Exercise data:
══════

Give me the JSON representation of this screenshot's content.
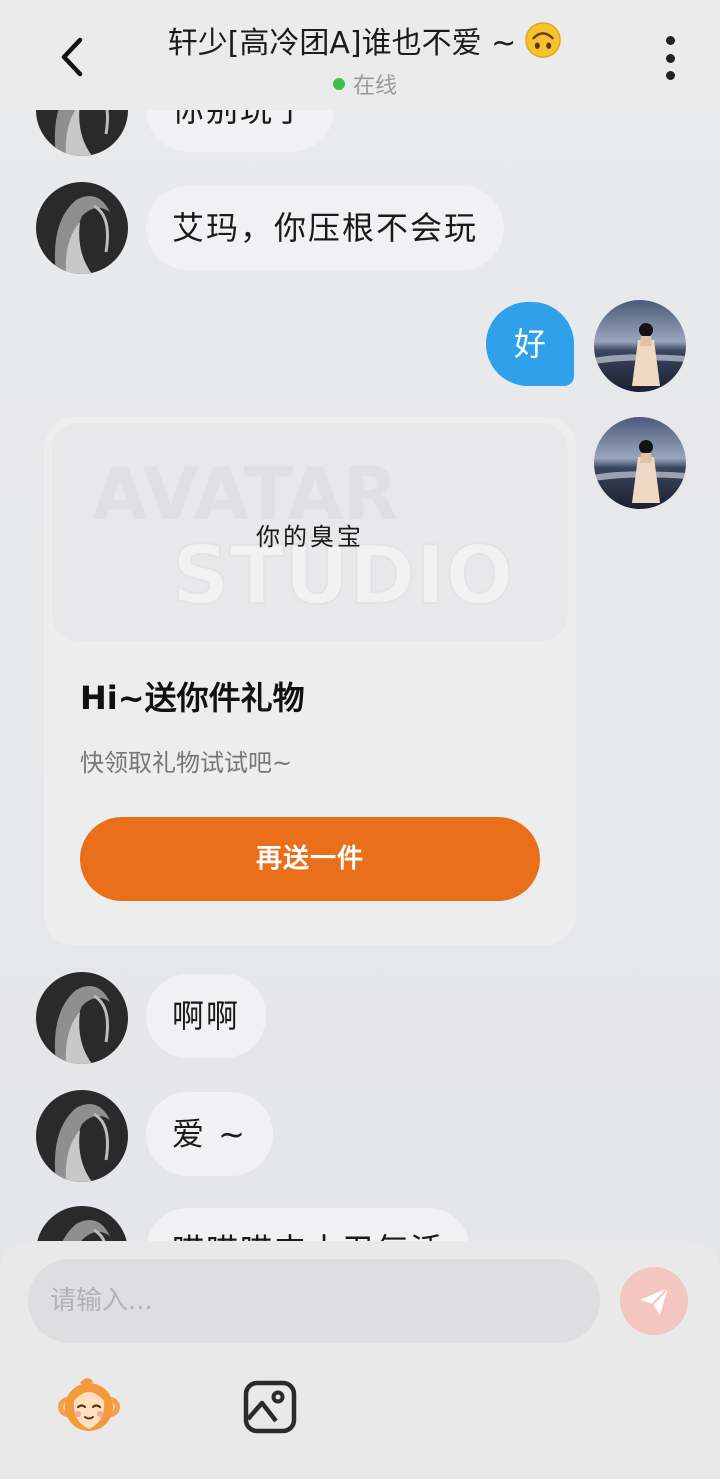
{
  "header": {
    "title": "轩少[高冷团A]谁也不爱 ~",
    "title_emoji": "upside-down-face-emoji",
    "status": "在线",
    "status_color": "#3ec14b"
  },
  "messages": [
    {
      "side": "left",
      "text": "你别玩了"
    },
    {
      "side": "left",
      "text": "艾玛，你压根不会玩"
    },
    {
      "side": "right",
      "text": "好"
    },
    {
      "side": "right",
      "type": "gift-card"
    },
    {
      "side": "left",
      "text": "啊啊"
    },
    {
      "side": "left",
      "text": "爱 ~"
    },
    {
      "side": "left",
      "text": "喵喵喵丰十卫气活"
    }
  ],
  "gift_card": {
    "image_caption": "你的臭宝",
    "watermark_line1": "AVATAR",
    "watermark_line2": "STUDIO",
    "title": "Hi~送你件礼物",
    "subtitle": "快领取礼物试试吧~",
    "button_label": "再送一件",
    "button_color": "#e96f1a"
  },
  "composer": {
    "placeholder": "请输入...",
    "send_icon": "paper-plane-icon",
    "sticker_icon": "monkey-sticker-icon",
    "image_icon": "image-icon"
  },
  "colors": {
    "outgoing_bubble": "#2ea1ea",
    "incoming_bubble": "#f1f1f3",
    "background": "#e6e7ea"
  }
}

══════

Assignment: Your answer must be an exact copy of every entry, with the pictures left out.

Solution to this task:
Give me the JSON representation of this screenshot's content.
{
  "header": {
    "title": "轩少[高冷团A]谁也不爱 ~",
    "title_emoji": "upside-down-face-emoji",
    "status": "在线",
    "status_color": "#3ec14b"
  },
  "messages": [
    {
      "side": "left",
      "text": "你别玩了"
    },
    {
      "side": "left",
      "text": "艾玛，你压根不会玩"
    },
    {
      "side": "right",
      "text": "好"
    },
    {
      "side": "right",
      "type": "gift-card"
    },
    {
      "side": "left",
      "text": "啊啊"
    },
    {
      "side": "left",
      "text": "爱 ~"
    },
    {
      "side": "left",
      "text": "喵喵喵丰十卫气活"
    }
  ],
  "gift_card": {
    "image_caption": "你的臭宝",
    "watermark_line1": "AVATAR",
    "watermark_line2": "STUDIO",
    "title": "Hi~送你件礼物",
    "subtitle": "快领取礼物试试吧~",
    "button_label": "再送一件",
    "button_color": "#e96f1a"
  },
  "composer": {
    "placeholder": "请输入...",
    "send_icon": "paper-plane-icon",
    "sticker_icon": "monkey-sticker-icon",
    "image_icon": "image-icon"
  },
  "colors": {
    "outgoing_bubble": "#2ea1ea",
    "incoming_bubble": "#f1f1f3",
    "background": "#e6e7ea"
  }
}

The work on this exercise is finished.